"If you want to stop that, you have to go and get either landmarked or have it historically designated or have the art commission designate it," he said. "You're going to have to go way beyond this room to do that, and I encourage you, if that's what you want, to go ahead.”

The board's vote came at the end of a heated public comment session where a steady stream of people accused the developer, David Wolkoff, of trying to tear down a cultural icon for the sake of profit. One speaker broke down in tears. Another performed a 5Pointz-themed rap song. One man came to the microphone and tore a poster of the Mona Lisa in half.

Jason Artiga, of the arts collective Local Project — housed in the same set of graffiti-covered warehouses, at Davis Street and Jackson Avenue — said the proposed re-development would change the fabric of the art-centric neighborhood. 

"If this building gets built, all you're going to see is upper-class people," he said. "To knock down 5Pointz is to knock down a great museum. And I offer Mr. Wolkoff a challenge...to take off your suit and to come down and meet with us. Not to argue, but to see our value to the community."

Wolkoff, whose family has owned the building for decades, said they've allowed artists to use the space for years, free of charge.

"We were the ones who allowed the artists to do their work on our buildings for the last 20 years," he said, adding that he plans to continue collaborating with local artists by including art studios and walls to display street art in the development plan.

"It's a way to do what we want to do, create our own art, and allow them to be symbiotic with us," he said.

Wolkoff's plan calls for two buildings — one 47-stories high, the other 41 stories — containing about 1,000 rental apartments, with 50,000 square feet of retail on the first floors and 30,000 square feet of outdoor public landscaped space around them.

In its vote against the developer's application, CB2 cited the scope of the project as too large and dense for the area, as well as concerns over parking and the fact that the Wolkoffs would not commit to including affordable apartments in the plan.

"It is the opinion of CB2 that should such an outsized development be considered, that development must in return...provide the community with some benefits," Stephen Cooper read in a motion on behalf of the board.

He said those benefits could include better public outdoor space, improvements to local transit, more adequate parking, apartments set aside as affordable housing and a partnership with local art groups.

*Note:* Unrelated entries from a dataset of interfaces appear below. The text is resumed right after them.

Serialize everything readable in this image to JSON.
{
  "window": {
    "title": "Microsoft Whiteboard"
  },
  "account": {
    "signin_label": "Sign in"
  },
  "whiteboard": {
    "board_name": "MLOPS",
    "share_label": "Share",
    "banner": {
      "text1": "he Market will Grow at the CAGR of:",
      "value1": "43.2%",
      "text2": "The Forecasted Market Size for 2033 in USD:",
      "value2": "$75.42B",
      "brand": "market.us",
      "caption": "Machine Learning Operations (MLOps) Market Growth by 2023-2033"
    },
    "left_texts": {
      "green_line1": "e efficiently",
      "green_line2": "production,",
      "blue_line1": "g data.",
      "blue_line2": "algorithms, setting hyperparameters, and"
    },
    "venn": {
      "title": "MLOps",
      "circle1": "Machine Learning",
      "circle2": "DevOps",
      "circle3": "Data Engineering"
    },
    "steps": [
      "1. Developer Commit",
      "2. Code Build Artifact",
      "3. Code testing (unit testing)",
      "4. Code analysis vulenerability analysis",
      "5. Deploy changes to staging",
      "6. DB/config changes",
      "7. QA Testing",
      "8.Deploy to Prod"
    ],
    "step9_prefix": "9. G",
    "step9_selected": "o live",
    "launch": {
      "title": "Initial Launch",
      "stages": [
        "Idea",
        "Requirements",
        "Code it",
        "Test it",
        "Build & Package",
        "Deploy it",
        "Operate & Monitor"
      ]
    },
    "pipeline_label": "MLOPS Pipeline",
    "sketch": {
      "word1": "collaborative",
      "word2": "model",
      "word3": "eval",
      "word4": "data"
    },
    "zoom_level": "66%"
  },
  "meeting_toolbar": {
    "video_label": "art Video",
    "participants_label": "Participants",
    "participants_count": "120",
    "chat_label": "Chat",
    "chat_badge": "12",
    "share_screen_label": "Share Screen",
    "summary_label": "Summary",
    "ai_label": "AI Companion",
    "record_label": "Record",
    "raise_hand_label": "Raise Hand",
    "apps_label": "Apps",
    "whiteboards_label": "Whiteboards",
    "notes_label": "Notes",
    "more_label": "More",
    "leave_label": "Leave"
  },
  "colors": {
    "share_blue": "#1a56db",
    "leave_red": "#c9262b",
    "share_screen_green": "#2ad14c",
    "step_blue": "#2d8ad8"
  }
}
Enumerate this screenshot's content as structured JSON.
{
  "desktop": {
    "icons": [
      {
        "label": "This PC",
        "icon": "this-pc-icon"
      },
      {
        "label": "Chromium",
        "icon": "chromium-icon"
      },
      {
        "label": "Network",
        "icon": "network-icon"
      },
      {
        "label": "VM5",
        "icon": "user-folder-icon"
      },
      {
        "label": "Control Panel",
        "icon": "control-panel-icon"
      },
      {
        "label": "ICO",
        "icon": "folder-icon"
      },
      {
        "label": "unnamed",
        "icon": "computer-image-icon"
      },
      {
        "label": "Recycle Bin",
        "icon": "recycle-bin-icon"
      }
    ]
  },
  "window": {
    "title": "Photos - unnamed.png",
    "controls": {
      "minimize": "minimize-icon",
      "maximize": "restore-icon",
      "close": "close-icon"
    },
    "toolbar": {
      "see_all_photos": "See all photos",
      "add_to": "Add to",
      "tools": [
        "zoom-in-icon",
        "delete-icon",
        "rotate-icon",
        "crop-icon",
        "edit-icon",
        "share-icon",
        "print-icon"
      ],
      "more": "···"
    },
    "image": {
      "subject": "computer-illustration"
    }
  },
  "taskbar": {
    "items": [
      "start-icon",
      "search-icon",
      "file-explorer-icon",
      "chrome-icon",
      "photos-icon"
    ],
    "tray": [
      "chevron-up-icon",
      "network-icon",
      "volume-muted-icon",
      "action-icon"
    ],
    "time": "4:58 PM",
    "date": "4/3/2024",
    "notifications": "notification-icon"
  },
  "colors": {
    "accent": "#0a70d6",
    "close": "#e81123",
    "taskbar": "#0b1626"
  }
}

The board's rejection of Wolkoff's application, the first step in the city's uniform land use review procedure, is only advisory. Even if the Wolkoffs are ultimately denied their application to build the larger project, they can still knock 5Pointz down and build on the site under current zoning rules.

Wolkoff said he was "disappointed" by the board's vote, but that he would "seriously" consider its recommendations — which called for the plan to include better public outdoor space, improvements to local transit, more adequate parking, apartments set aside for affordable housing and guaranteed support for local art groups.

"We're a part of the fabric of this community and in that sense, we're going to listen to what the community has to say," he said.